Thursday, December 10, 2009

The Favelas, Infra-Structural Development, and the Eco-Wall: Good and Bad Manifestations of the Brazilian State

To build on Erik's post below, I wanted to add a little more on the so-called "eco-wall" put up around a favela in Rio. In addition to the report that CNN put up (it was actually the major story on when I woke up yesterday morning, much to my shock and satisfaction, as stories about the favelas, and particularly the repression they face, are usually buried deep within CNN's site), there was another report that involved eyewitness journalistic accounts of the favela, which was not too far from where I lived in Rio (within 10 minutes, I could see the favela, and within 20 minutes, I could be in it).

For all of the talk of how "violent" the favelas and their residents are, I thought this part of the journalist's account was worth highlighting:
According to officials it’s an “ecobarrier” built to protect the surrounding rainforest, but a lot of people we talked to were offended.

They felt they were being caged in and saw it as an attempt to further separate the crime-ridden slums from the affluent condos on the beaches below.

But what struck me was just how safe Santa Marta was.

When I lived in Rio eight years earlier it was unthinkable to enter any favela without a police escort.

At night you could hear shoot-outs between rival drug gangs and nearby neighborhoods complained of “lost bullets” that tore through their homes while they slept.

That’s changed with Rio’s “pacification” plan. Santa Marta is one of the favelas that’s been occupied by police. They built a permanent headquarters in the community and have set up checkpoints where gangs used to sell drugs.

We actually saw very few police when we hiked along the winding paths, but the sense of security was palpable.

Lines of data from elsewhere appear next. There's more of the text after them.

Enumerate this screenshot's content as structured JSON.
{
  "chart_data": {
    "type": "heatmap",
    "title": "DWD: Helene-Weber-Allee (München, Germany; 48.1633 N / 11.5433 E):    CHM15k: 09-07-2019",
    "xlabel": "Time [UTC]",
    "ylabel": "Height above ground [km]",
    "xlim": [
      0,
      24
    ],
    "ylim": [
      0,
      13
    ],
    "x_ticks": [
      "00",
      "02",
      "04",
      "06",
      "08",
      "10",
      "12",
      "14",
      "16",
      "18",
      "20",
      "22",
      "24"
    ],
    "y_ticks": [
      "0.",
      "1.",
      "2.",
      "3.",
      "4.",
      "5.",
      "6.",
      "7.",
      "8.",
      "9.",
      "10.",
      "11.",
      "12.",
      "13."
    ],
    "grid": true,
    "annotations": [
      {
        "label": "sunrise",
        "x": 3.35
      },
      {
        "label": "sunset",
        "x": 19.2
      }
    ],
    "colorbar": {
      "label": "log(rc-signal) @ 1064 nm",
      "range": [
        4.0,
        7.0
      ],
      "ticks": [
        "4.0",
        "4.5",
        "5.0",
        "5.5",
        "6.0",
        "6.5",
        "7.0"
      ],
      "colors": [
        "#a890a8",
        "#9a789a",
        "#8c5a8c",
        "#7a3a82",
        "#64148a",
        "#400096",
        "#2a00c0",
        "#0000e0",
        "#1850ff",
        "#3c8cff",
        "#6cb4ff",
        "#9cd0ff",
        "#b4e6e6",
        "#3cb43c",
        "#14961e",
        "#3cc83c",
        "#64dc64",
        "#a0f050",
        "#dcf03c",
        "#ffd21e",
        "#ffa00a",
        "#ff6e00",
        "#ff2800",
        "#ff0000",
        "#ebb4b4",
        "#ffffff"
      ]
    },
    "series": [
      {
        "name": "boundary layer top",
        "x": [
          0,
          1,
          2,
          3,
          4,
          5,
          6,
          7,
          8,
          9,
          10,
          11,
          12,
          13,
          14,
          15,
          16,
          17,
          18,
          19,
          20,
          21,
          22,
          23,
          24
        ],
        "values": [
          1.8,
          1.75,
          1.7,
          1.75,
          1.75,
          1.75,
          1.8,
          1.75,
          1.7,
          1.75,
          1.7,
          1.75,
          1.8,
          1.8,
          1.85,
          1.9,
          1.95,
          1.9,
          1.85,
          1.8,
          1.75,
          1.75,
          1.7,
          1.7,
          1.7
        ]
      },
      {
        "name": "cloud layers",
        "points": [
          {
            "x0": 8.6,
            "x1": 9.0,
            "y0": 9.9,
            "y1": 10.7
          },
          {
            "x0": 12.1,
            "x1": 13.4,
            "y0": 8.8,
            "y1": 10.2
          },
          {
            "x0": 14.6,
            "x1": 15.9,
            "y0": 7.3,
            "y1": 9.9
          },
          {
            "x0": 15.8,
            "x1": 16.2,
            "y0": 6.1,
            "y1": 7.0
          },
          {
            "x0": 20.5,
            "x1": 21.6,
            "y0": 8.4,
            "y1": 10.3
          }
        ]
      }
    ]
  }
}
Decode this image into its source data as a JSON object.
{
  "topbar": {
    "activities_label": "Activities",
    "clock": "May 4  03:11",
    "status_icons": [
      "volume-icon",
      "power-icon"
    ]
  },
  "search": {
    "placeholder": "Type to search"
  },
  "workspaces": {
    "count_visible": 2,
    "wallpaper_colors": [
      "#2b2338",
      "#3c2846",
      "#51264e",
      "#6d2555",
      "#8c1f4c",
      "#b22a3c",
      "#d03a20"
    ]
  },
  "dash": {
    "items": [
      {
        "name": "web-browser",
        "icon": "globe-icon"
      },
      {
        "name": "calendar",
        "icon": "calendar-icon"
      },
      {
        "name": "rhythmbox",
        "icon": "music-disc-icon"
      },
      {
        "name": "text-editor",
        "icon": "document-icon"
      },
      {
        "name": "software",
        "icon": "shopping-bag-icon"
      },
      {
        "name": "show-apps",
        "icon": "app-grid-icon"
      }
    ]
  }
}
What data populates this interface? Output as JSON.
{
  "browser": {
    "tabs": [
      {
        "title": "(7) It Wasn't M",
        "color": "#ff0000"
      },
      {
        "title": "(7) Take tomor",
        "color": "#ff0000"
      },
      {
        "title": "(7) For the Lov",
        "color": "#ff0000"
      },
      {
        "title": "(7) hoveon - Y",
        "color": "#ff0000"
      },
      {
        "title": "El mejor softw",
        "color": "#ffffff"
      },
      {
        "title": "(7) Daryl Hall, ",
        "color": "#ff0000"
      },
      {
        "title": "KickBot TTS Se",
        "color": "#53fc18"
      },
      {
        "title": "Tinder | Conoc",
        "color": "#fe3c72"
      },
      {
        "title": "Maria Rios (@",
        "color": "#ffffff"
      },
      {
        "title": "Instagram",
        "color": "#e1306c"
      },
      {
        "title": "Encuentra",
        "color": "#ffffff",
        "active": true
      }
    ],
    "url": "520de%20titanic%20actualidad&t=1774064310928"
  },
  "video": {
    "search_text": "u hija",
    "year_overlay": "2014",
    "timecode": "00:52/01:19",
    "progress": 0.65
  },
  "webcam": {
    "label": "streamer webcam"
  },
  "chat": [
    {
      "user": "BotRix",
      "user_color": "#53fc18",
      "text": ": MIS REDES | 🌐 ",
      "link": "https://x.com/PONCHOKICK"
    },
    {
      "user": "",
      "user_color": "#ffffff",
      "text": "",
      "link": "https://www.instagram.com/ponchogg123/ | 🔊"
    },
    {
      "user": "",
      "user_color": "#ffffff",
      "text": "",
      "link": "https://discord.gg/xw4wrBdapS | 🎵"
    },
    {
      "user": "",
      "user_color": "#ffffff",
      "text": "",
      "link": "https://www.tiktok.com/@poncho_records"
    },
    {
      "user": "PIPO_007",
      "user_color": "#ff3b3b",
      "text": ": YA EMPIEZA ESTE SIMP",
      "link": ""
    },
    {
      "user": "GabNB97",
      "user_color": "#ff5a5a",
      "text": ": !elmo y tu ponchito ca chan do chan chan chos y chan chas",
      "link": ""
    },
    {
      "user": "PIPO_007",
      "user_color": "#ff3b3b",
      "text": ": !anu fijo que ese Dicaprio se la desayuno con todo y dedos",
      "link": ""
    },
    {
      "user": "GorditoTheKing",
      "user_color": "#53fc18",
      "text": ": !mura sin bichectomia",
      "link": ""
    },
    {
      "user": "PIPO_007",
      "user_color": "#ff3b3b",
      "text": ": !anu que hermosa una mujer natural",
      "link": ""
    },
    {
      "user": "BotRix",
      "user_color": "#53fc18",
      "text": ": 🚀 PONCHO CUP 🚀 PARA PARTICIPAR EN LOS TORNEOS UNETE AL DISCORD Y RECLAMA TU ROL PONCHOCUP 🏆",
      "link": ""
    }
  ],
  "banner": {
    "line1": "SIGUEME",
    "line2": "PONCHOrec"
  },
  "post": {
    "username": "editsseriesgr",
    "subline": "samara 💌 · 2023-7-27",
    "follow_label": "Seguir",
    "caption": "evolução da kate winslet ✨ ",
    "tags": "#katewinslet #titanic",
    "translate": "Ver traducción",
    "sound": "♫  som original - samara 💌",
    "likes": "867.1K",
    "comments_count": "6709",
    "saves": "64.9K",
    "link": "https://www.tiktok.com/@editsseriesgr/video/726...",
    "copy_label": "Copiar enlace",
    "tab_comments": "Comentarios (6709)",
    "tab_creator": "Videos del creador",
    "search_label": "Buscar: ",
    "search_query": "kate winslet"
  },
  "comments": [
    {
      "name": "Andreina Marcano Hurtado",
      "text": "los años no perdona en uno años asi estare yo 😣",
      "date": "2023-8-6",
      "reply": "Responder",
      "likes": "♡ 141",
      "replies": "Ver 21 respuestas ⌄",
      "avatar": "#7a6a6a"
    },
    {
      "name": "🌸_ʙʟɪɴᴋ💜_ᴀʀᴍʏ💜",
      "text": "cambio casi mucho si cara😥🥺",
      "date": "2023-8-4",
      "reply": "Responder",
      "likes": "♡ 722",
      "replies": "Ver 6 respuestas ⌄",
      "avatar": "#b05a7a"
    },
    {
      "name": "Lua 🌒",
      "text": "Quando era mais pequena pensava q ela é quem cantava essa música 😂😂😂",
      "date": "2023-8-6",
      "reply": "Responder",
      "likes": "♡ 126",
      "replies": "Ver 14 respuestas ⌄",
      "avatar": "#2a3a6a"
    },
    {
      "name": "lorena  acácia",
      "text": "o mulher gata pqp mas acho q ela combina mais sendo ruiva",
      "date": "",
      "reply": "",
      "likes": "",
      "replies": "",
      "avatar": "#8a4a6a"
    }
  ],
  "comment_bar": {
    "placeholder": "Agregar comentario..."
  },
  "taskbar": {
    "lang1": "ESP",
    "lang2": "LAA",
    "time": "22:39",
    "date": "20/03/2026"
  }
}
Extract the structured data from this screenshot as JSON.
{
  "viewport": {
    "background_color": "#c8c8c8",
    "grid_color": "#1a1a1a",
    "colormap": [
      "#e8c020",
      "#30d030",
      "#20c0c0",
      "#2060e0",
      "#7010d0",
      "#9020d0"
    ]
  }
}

I commented on this "'pacification' plan" a couple of days ago. I don't know how "accurate" this journalist's report is - it is possible that it was just a particularly peaceful time when he was there, or that this was "pra ingles ver" ["for the English to see"], as they say. Still, I think there's a very real chance that his sentiment reflects the broader atmosphere in Santa Marta, and if what he saw and felt were the permanent conditions in Santa Marta, then I think the new approaches of the police may actually be working, at least in this favela. I've long said that infrastructural development in the favelas would be central to a shift in the policy towards Brazil's poor and marginalized; it seems that Santa Marta has only reinforced that suggestion.

That said, I think the eco-wall is absolutely the wrong kind of infrastructure to establish in the favelas. As I said in comments to Erik's post, I think the problems with the eco-wall are twofold. It was nearly impossible for Santa Marta to spread into the forest due to its location - the mountains around it are simply too steep. While the favela did manage to creep into a part of the mountains, the settled area is already steep enough that they have to have a tram to take residents from the bottom of the hill to the top. In that part of Rio (Botafogo), the mountains simply are unable to even support favelas, so deforestation for settlement is near impossible. My second problem (as much with the article Erik originally commented on, as well as the broader question at hand) is that it treats eco-protection and segregation as an "either/or" proposition, when it's not. It's absolutely possible (and, in this case, likely) that you could do eco-protection while (further) marginalizing sectors of society. Ultimately, this to me is segregation, plain and simple: where Santa Marta is located butts up against the federally protected forest of Tijuca, which is the largest urban forest in the world. What is more, Santa Marta simply cannot expand, and really hasn't - it was the same this past summer when I went to Brazil as it had been when I was first there in 2005. If this were an earnest effort to protect the environment without segregating the poor, it would have happened elsewhere in the city - not Botafogo.

Given the new tactics in São Paulo and the apparent success (though I'd like to see more reports) of the new tactics in Santa Marta, I feel that for the first time, there is a not-illegitimate hope that the violence in the favelas may have a real chance to decline. To re-state my original skepticism, the fact that Santa Marta is one of over 1000 favelas in Rio alone means there is a very long way to go. Still, these efforts indicate that, for the first time ever, the federal state and state government of Rio may actually be taking measures to establish infrastructural improvements that could decrease the violence. But eco-walls like the one in Santa Marta are counterproductive, as they produce no real benefits and antagonize residents that the state is trying to win over.